AIM OF THE EXERCISE: Please reproduce, exactly and with nothing added, the line containing "Read all visible content and emit it as JSON." and every line after it to the end of the records.

PROVIDED DATA:

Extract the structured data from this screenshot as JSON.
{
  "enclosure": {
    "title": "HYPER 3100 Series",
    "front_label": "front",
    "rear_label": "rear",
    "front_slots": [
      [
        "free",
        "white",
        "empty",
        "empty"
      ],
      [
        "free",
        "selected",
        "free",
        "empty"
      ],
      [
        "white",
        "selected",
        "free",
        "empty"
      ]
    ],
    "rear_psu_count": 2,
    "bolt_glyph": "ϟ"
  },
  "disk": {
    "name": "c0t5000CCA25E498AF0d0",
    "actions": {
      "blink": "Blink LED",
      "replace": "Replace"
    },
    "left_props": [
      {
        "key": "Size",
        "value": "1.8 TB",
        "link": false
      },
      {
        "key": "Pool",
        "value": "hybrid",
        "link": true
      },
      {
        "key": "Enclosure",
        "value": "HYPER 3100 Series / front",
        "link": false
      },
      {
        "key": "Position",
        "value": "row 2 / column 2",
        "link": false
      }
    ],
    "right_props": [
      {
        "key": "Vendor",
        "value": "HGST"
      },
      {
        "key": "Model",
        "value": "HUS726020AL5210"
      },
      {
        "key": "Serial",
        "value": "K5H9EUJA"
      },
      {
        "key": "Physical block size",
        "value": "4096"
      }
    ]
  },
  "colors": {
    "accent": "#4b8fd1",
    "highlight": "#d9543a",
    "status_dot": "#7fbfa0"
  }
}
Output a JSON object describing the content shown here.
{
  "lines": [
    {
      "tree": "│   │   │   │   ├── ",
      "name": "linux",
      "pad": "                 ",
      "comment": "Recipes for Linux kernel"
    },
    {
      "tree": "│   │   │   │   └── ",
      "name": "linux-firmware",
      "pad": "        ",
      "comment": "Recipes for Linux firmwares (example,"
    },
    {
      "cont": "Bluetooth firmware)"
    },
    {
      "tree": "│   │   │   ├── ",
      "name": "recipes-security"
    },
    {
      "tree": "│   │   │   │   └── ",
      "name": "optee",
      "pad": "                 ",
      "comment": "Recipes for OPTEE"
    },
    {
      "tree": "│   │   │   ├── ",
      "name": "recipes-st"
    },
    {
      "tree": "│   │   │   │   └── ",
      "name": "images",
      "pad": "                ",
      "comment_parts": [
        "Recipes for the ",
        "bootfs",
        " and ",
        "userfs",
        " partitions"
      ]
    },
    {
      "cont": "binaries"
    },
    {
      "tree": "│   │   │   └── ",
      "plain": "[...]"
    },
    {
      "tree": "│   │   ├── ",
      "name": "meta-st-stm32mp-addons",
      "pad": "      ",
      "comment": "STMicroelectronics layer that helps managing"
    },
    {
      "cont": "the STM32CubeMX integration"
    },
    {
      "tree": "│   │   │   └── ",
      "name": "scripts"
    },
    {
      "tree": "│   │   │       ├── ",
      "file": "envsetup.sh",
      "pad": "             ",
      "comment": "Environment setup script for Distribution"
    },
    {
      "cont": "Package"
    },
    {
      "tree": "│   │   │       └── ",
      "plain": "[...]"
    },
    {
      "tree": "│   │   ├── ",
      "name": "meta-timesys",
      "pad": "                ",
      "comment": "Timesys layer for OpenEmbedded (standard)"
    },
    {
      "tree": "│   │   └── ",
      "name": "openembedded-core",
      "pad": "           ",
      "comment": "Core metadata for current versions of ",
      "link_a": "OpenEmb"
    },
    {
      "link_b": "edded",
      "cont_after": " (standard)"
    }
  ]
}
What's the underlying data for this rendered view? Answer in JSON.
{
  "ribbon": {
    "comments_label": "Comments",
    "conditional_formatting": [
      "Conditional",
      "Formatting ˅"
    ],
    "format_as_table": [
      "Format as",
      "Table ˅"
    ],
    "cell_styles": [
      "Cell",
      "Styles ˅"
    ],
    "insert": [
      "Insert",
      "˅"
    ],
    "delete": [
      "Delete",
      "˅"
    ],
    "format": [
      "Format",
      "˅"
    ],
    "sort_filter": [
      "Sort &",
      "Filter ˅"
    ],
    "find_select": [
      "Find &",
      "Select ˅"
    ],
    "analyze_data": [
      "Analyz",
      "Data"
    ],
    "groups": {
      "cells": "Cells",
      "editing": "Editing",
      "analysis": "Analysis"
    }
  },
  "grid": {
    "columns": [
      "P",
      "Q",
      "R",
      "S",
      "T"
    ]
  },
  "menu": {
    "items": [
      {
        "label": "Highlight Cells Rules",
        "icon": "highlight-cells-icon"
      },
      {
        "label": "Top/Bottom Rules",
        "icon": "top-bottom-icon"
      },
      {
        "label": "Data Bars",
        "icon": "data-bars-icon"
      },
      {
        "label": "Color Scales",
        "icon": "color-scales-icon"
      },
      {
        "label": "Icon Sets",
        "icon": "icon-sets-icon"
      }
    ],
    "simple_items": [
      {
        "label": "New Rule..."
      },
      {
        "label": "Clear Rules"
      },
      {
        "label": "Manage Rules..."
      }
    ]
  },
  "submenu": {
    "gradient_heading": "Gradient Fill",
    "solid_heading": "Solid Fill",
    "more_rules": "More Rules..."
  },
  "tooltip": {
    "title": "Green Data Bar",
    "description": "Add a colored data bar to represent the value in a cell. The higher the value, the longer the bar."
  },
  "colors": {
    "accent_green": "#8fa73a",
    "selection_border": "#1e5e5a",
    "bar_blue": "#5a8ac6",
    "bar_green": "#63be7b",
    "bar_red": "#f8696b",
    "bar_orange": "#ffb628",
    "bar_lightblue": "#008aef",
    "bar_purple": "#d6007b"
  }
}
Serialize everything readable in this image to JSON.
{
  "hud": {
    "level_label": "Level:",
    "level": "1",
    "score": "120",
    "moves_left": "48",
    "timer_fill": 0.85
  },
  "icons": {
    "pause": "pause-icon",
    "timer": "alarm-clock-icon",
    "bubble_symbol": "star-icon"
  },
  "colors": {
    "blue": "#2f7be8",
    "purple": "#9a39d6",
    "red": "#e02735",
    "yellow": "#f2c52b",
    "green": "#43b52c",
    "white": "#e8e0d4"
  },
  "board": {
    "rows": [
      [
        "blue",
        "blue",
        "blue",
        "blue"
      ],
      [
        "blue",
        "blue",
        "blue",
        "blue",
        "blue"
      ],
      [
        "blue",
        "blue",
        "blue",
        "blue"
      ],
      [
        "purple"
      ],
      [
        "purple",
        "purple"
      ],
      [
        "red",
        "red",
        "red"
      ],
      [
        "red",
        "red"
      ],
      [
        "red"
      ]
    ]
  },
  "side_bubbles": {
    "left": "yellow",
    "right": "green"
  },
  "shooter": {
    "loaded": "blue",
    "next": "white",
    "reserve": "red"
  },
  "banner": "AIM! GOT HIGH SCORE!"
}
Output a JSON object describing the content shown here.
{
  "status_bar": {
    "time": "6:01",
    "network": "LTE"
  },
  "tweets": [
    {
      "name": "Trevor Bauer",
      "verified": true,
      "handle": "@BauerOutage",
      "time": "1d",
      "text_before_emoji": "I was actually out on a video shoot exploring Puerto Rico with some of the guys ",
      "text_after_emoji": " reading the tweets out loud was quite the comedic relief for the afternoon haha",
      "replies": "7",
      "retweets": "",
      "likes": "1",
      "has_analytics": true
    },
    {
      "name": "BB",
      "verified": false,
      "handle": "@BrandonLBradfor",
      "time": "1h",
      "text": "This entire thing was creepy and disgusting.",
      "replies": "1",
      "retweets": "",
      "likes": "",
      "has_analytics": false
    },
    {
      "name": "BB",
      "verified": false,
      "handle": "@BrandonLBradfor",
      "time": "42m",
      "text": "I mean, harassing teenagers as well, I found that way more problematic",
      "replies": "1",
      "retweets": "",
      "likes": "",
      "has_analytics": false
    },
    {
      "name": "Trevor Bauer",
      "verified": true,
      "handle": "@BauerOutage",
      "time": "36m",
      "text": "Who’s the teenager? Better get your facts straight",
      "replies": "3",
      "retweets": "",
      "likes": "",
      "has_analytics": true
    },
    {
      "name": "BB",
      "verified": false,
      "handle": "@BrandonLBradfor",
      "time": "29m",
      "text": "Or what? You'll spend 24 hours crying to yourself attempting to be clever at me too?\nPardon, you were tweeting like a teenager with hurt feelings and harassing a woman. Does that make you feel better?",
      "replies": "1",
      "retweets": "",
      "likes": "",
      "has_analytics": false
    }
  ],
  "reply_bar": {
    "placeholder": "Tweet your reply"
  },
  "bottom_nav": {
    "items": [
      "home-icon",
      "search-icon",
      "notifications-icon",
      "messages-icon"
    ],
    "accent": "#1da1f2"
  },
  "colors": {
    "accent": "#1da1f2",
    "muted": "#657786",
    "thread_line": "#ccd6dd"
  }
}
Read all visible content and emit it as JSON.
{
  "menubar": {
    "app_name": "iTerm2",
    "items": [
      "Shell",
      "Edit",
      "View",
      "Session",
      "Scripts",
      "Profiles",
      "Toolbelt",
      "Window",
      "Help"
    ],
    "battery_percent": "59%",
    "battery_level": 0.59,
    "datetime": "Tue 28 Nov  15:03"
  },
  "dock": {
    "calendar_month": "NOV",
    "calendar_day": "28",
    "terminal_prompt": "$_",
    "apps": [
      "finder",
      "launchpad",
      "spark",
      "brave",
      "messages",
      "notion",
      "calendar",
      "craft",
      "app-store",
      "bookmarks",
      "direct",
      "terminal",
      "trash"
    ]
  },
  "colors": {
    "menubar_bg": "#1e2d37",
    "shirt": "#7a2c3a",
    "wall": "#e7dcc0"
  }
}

COMPLETED EXERCISE:
Read all visible content and emit it as JSON.
{
  "menubar": {
    "app_name": "iTerm2",
    "items": [
      "Shell",
      "Edit",
      "View",
      "Session",
      "Scripts",
      "Profiles",
      "Toolbelt",
      "Window",
      "Help"
    ],
    "battery_percent": "59%",
    "battery_level": 0.59,
    "datetime": "Tue 28 Nov  15:03"
  },
  "dock": {
    "calendar_month": "NOV",
    "calendar_day": "28",
    "terminal_prompt": "$_",
    "apps": [
      "finder",
      "launchpad",
      "spark",
      "brave",
      "messages",
      "notion",
      "calendar",
      "craft",
      "app-store",
      "bookmarks",
      "direct",
      "terminal",
      "trash"
    ]
  },
  "colors": {
    "menubar_bg": "#1e2d37",
    "shirt": "#7a2c3a",
    "wall": "#e7dcc0"
  }
}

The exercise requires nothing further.